– This NY Times article on the sisterhood of women chefs in NC is great, though I don’t really get the following line on “barbecue kids” – is this a euphemism for “hipsters”?

Ms. [Nathalie] Dupree, who lives in Charleston, put it a little more bluntly. “North Carolina has always been a place where food was very important, but the men were always more interested in the macho-boy stuff that attracts the barbecue kids these days,” she said. “So the women were free to make all the rest of the food.”

– Tyson Ho checks in with his latest blog entry for Serious Eats on how he picks and scavenges for equipment and other goods when another restaurant closes

– This post on how to help your local bbq joints was written with Texas joints in mind due to beef’s historically high prices, but can apply to local joints wherever you happen to be

– “Barbecue sandwich” is one of 16 sandwiches in Our State Magazine’s Southern Sandwich Tournament; here is their travel guide to each sandwich

– Destination BBQ’s blog has a map that helps make finding SC BBQ easier

– Home Team BBQ is opening a downtown Charleston location by Labor Day 2015

– From last summer, 5 questions with Bethanie Schemel of KC Barbecue Tours in Taste Trekkers (our list is here btw)

– Queen City Q is celebrating 3 years of being open next week with the special release of Susie Q Smoked IPA from Birdsong Brewing, named after the owner of the restaurant

– Speaking of beer and barbecue, NoDa Brewing and Midwood Smokehouse are coming together for a Texas-themed “Crossroads Cue Supper” with James Beard-winning author Robb Walsh; Speedy and I attended a similar event a little over 1.5 years ago with Sam Jones of Skylight Inn

– This week, Marie, Let’s Eat! checks out Porkie’s Original BBQ, a north Alabama joint in central Florida

– Last weekend, a barbecue was held to help benefit a local Charlotte firefighter battling cancer

– Two competitions have been posted on the NC BBQ Association website, one of them being the Beer, Bourbon & BBQ Festival in Charlotte in May (our photos from last year)

– Scott’s Bar-B-Que is one of Thrillist’s best 13 restaurants in the south

Scott’s Bar-B-Que

Hemingway, SC
If you’ve never driven to the middle of the countryside or just a teensy town whose closest large city is the #1 destination for 19-year-old Spring Breakers along the Carolina coasts, just for a lunch of smokey pulled pork, you’re lazy, but also it’s time to take a trip to Scott’s. The Variety Store and ‘cue spot has been operating since’72, and it’s truly a family affair with son Rodney as the pitmaster that brought them to national fame.
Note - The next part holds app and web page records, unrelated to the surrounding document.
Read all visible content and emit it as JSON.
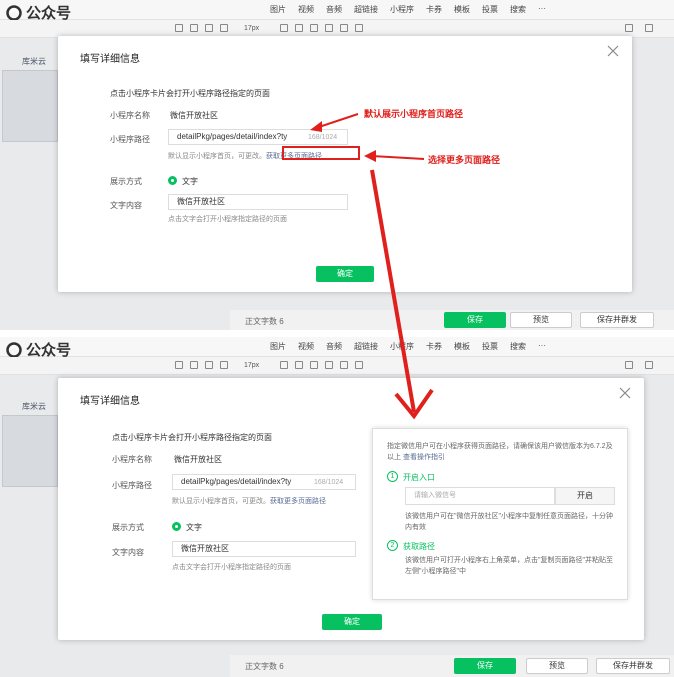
{
  "app": {
    "name": "公众号"
  },
  "menu": [
    "图片",
    "视频",
    "音频",
    "超链接",
    "小程序",
    "卡券",
    "模板",
    "投票",
    "搜索",
    "···"
  ],
  "toolbar": {
    "font_size": "17px"
  },
  "sidebar": {
    "label": "库米云"
  },
  "bottom": {
    "word_count": "正文字数 6",
    "save": "保存",
    "preview": "预览",
    "save_send": "保存并群发"
  },
  "dialog": {
    "title": "填写详细信息",
    "hint": "点击小程序卡片会打开小程序路径指定的页面",
    "name_label": "小程序名称",
    "name_value": "微信开放社区",
    "path_label": "小程序路径",
    "path_value": "detailPkg/pages/detail/index?ty",
    "path_count": "168/1024",
    "path_note": "默认显示小程序首页，可更改。",
    "path_link": "获取更多页面路径",
    "display_label": "展示方式",
    "display_option": "文字",
    "text_label": "文字内容",
    "text_value": "微信开放社区",
    "text_note": "点击文字会打开小程序指定路径的页面",
    "confirm": "确定"
  },
  "annotations": {
    "default_path": "默认展示小程序首页路径",
    "more_paths": "选择更多页面路径"
  },
  "popover": {
    "intro": "指定微信用户可在小程序获得页面路径，请确保该用户微信版本为6.7.2及以上",
    "guide_link": "查看操作指引",
    "step1_num": "1",
    "step1_title": "开启入口",
    "step1_placeholder": "请输入微信号",
    "step1_button": "开启",
    "step1_desc": "该微信用户可在\"微信开放社区\"小程序中复制任意页面路径，十分钟内有效",
    "step2_num": "2",
    "step2_title": "获取路径",
    "step2_desc": "该微信用户可打开小程序右上角菜单，点击\"复制页面路径\"并粘贴至左侧\"小程序路径\"中"
  },
  "colors": {
    "brand_green": "#07c160",
    "annotation_red": "#e0201c",
    "link_blue": "#576b95"
  }
}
Order a 1/2lb of pork, slow-smoked and well-seasoned overnight, get your sauce spicy — you finally took this pilgrimage, so make the best of it — ask for crispy, fresh-fried pork rinds like you’re a regular in the know, and, then, whatever you do, remember to get at least 2lbs of pork and a gallon of sauce to go. Because, sadly, you aren’t a regular, but you’ll want to eat like you are as long as possible.

– Via TMBBQ, Live Oak Barbecue in Austin has closed; Rudy tried it about a little over a year ago and was not a fan
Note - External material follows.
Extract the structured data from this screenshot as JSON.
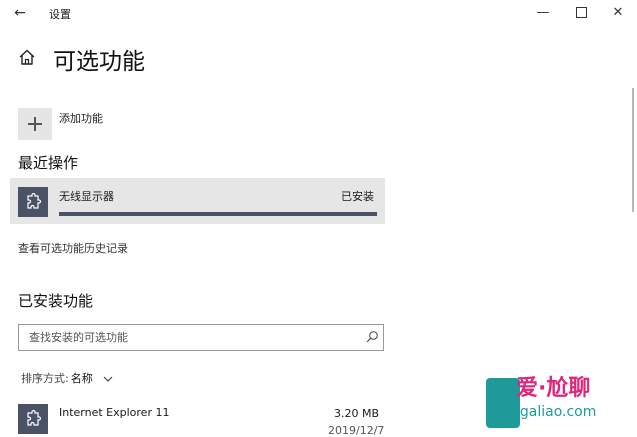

– Finally, if you feel so inclined we’d be honored if you would vote us for Best Local Blog under “Media – Best Local” in Charlotte Magazine’s annual Best of the Best Awards